When my friend and I arrived in Paris and reported for work the first day, we were called into the District managers office. He was a tough old Scotsman, certainly nobody to fool around with. Getting right to the point, he said that he understood that we were young and single and the temptations to live it up in Paris or wherever we were assigned were many. He said he couldn’t care less what we did on our free time, how late we might stay up, for example, but we had to make sure we showed up at the office no later than 8:AM sharp, and ready to go go to work. We both nodded in agreement fearing that if we said anything it might be construed as being contradictory.
And there was many the weekday night that I would stay up past one or two in the morning and then have to get up by six to make it in on time. ( I had to have breakfast before going to work. Even today, my wife says that if I ever skipped a meal the Earth would stop rotating on its axis. Since I certainly would not want that to happen I never skip a meal.) There were some nights when I got home so late that I knew if I went to bed I would never get up on time, so I just stayed up the entire night. I would drag myself thru the mornings but by early afternoon I started feeling much better, and by quitting time I was ready to go out on the town again. I would average about 4- 5 hours of sleep per night, maybe 6 hours on the weekend. There was always so much to do or see that I never slept late, even on weekends. I have to laugh at today’s medical recommendations that everyone get 7-8 hours sleep per night for good health. I haven’t gotten that much sleep since I was a teenager.
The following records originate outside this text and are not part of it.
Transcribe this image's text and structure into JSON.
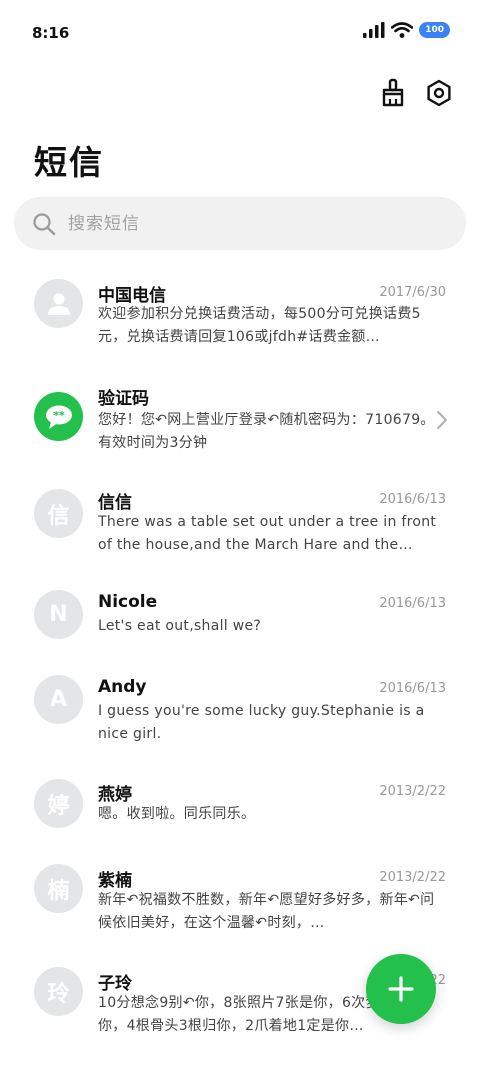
{
  "status": {
    "time": "8:16",
    "battery": "100"
  },
  "header": {
    "title": "短信"
  },
  "search": {
    "placeholder": "搜索短信"
  },
  "messages": [
    {
      "name": "中国电信",
      "date": "2017/6/30",
      "preview": "欢迎参加积分兑换话费活动，每500分可兑换话费5元，兑换话费请回复106或jfdh#话费金额…",
      "avatar": "",
      "avatar_icon": "person-icon"
    },
    {
      "name": "验证码",
      "date": "",
      "preview": "您好！您↶网上营业厅登录↶随机密码为：710679。有效时间为3分钟",
      "avatar": "",
      "avatar_icon": "chat-bubble-icon"
    },
    {
      "name": "信信",
      "date": "2016/6/13",
      "preview": "There was a table set out under a tree in front of the house,and the March Hare and the Hatt…",
      "avatar": "信"
    },
    {
      "name": "Nicole",
      "date": "2016/6/13",
      "preview": "Let's eat out,shall we?",
      "avatar": "N"
    },
    {
      "name": "Andy",
      "date": "2016/6/13",
      "preview": "I guess you're some lucky guy.Stephanie is a nice girl.",
      "avatar": "A"
    },
    {
      "name": "燕婷",
      "date": "2013/2/22",
      "preview": "嗯。收到啦。同乐同乐。",
      "avatar": "婷"
    },
    {
      "name": "紫楠",
      "date": "2013/2/22",
      "preview": "新年↶祝福数不胜数，新年↶愿望好多好多，新年↶问候依旧美好，在这个温馨↶时刻，…",
      "avatar": "楠"
    },
    {
      "name": "子玲",
      "date": "2013/2/22",
      "preview": "10分想念9别↶你，8张照片7张是你，6次梦里5只像你，4根骨头3根归你，2爪着地1定是你…",
      "avatar": "玲"
    }
  ],
  "colors": {
    "accent": "#23c04b",
    "avatar_bg": "#e4e5e7",
    "battery": "#3b82f6"
  }
}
One of the early assignments I had was at an Army installation in Poitiers, France which was southwest of Paris. It was a town made up of narrow, winding, cobblestone streets and stone houses, and a lot of ancient history. It seems that a great battle was fought there in the 14th century between England and France in one of a multitude of wars between those 2 countries over the centuries. (It all seems so futile in retrospect.) This battle was notable because the king of France was captured by the British and more than a dozen noblemen were slaughtered on both sides. When I was there they still had parades and commemoration ceremonies honoring those that fought in that battle.
At the time anyone assigned by the Government to Europe were allowed to bring all their personal belongings with them including their cars. (I know, it seemed that the Government couldn’t do enough for you if you landed that assignment.) So some of the military would bring their big, clunker cars over with them, like Chryslers and Buicks. Did I mention how narrow most of the streets of Poitiers were. So narrow that to get one of these clunkers thru these streets they literally had to drive up on the sidewalks which were also pretty narrow. It was a sight to behold with pedestrians scurrying out of the way when a Chrysler would go rumbling down their street.
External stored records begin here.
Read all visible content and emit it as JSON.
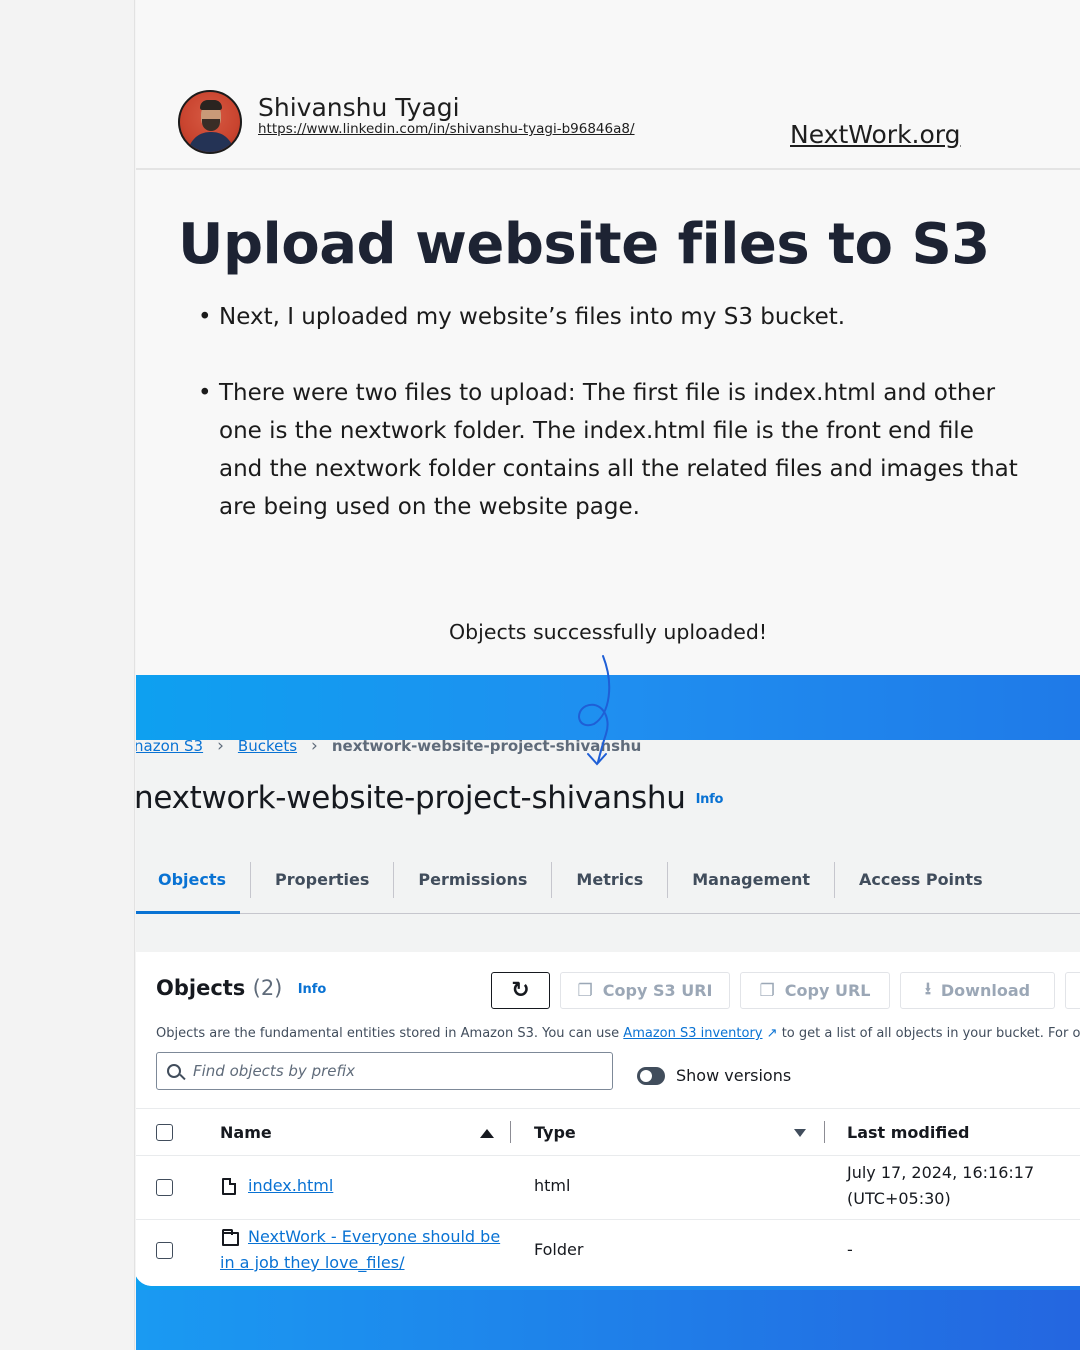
{
  "author": {
    "name": "Shivanshu Tyagi",
    "profile_url": "https://www.linkedin.com/in/shivanshu-tyagi-b96846a8/"
  },
  "brand": "NextWork.org",
  "title": "Upload website files to S3",
  "bullets": [
    "Next, I uploaded my website’s files into my S3 bucket.",
    "There were two files to upload: The first file is index.html and other one is the nextwork folder. The index.html file is the front end file and the nextwork folder contains all the related files and images that are being used on the website page."
  ],
  "caption": "Objects successfully uploaded!",
  "console": {
    "breadcrumb": [
      "nazon S3",
      "Buckets",
      "nextwork-website-project-shivanshu"
    ],
    "bucket_name": "nextwork-website-project-shivanshu",
    "info_label": "Info",
    "tabs": [
      "Objects",
      "Properties",
      "Permissions",
      "Metrics",
      "Management",
      "Access Points"
    ],
    "active_tab": "Objects",
    "objects_heading": "Objects",
    "objects_count": "(2)",
    "buttons": {
      "refresh_icon": "refresh-icon",
      "copy_s3_uri": "Copy S3 URI",
      "copy_url": "Copy URL",
      "download": "Download"
    },
    "description_prefix": "Objects are the fundamental entities stored in Amazon S3. You can use",
    "description_link": "Amazon S3 inventory",
    "description_suffix": "to get a list of all objects in your bucket. For ot",
    "search_placeholder": "Find objects by prefix",
    "show_versions_label": "Show versions",
    "show_versions_on": false,
    "columns": [
      "Name",
      "Type",
      "Last modified"
    ],
    "rows": [
      {
        "name": "index.html",
        "icon": "file-icon",
        "type": "html",
        "last_modified_line1": "July 17, 2024, 16:16:17",
        "last_modified_line2": "(UTC+05:30)"
      },
      {
        "name_line1": "NextWork - Everyone should be",
        "name_line2": "in a job they love_files/",
        "icon": "folder-icon",
        "type": "Folder",
        "last_modified": "-"
      }
    ]
  },
  "colors": {
    "accent_blue": "#0972d3",
    "title_navy": "#1d2333",
    "band_blue": "#1f8ff0"
  }
}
Poitiers did have several fine little restaurants where you could get outstanding food and wine at nominal prices. When you entered most of these restaurants you felt as if you were inside a cave or grotto. They were great retreats. Of course I may have made the European experience sound like all fun and games which it certainly was not. We often worked long hours, sometimes until 12-1 in the morning to met certain deadlines and then have to be back at work by 7:30-8AM. Nights when we didn’t work that late we would often play poker until 2 in the morning, usually for high stakes, especially if we had just gotten our travel expense reimbursement checks. But I did get 2 promotions out of all that work, so that in my next assignment I was Auditor-in-Charge and supervised about 6 other auditors in La Rochelle, an Army port facility about 300 miles south of Paris. It was from there that I would drive back to Paris on weekends at speeds of 80-90MPH that I described in my previous entry.
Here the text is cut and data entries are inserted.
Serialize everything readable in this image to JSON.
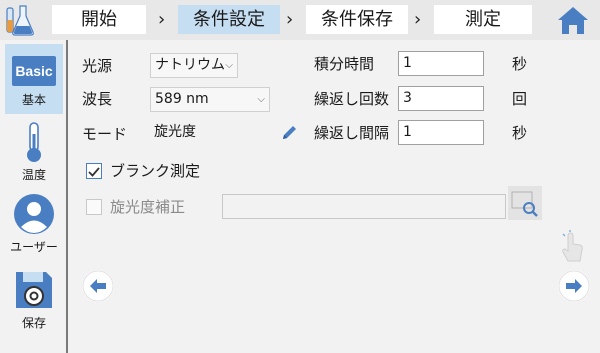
{
  "steps": [
    "開始",
    "条件設定",
    "条件保存",
    "測定"
  ],
  "active_step": 1,
  "icons": {
    "app": "flask-icon",
    "home": "home-icon",
    "thermometer": "thermometer-icon",
    "user": "user-icon",
    "save": "save-icon",
    "pencil": "pencil-icon",
    "search": "search-icon",
    "back": "arrow-left-icon",
    "forward": "arrow-right-icon",
    "touch": "touch-icon"
  },
  "sidebar": {
    "items": [
      {
        "badge": "Basic",
        "label": "基本"
      },
      {
        "label": "温度"
      },
      {
        "label": "ユーザー"
      },
      {
        "label": "保存"
      }
    ]
  },
  "form": {
    "light_source": {
      "label": "光源",
      "value": "ナトリウム"
    },
    "wavelength": {
      "label": "波長",
      "value": "589 nm"
    },
    "mode": {
      "label": "モード",
      "value": "旋光度"
    },
    "integration_time": {
      "label": "積分時間",
      "value": "1",
      "unit": "秒"
    },
    "repeat_count": {
      "label": "繰返し回数",
      "value": "3",
      "unit": "回"
    },
    "repeat_interval": {
      "label": "繰返し間隔",
      "value": "1",
      "unit": "秒"
    },
    "blank_measure": {
      "label": "ブランク測定",
      "checked": true
    },
    "rotation_correction": {
      "label": "旋光度補正",
      "checked": false,
      "value": ""
    }
  },
  "colors": {
    "accent": "#4a7ec2",
    "active_tab": "#c6def2"
  }
}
The last 9 months of my tour I actually secured an audit in Paris so I didn’t have to drive like a madman every weekend. One of my favorite restaurants there was called (English translation) the Rotisserie of the Royal Duck. It was notable because if you went in a party of 4, they would plunk down 3 magnum sized bottles of wine (white, red,and rose) and if you ever did get to the bottom of one of the bottles (which we never could) they would simply replace it with a fresh bottle. The fixed price menu also included an aperitif, an after-dinner drink and a 5 course menu, all for about $5.50 per person. You could see why it was so popular. We never failed to go reeling or staggering out of there in a drunken stupor when we were finished.
Of course I visited many other cities during my time there. I visited London several times, but if it was winter I preferred spending my time in the local pubs with natives having a “pint” rather than doing the touristy things in the cold and rain. But I felt guilty about not seeing the things I should so I made an effort to visit some sites like the Tower of London where Ann Boylyn was held and later beheaded by Henry VIII. Was disappointed however that I could find no blood in her stone cell. And so it went in other cities I visited. I spent most of my time in outdoor cafes or small night spots but did make an effort to see some of the cathedrals and other places of note. In retrospect I still enjoyed having a beer in an outdoor cafe rather than acting like a tourist.
Within a few months after my tour was up and I left France, Charles De Gaulle the French President and WWII hero booted all American military out of France. The whole kit and kaboodle had to relocate to Germany. I like to think that once De Gaulle learned that I was no longer in France he had no further use for the Americans.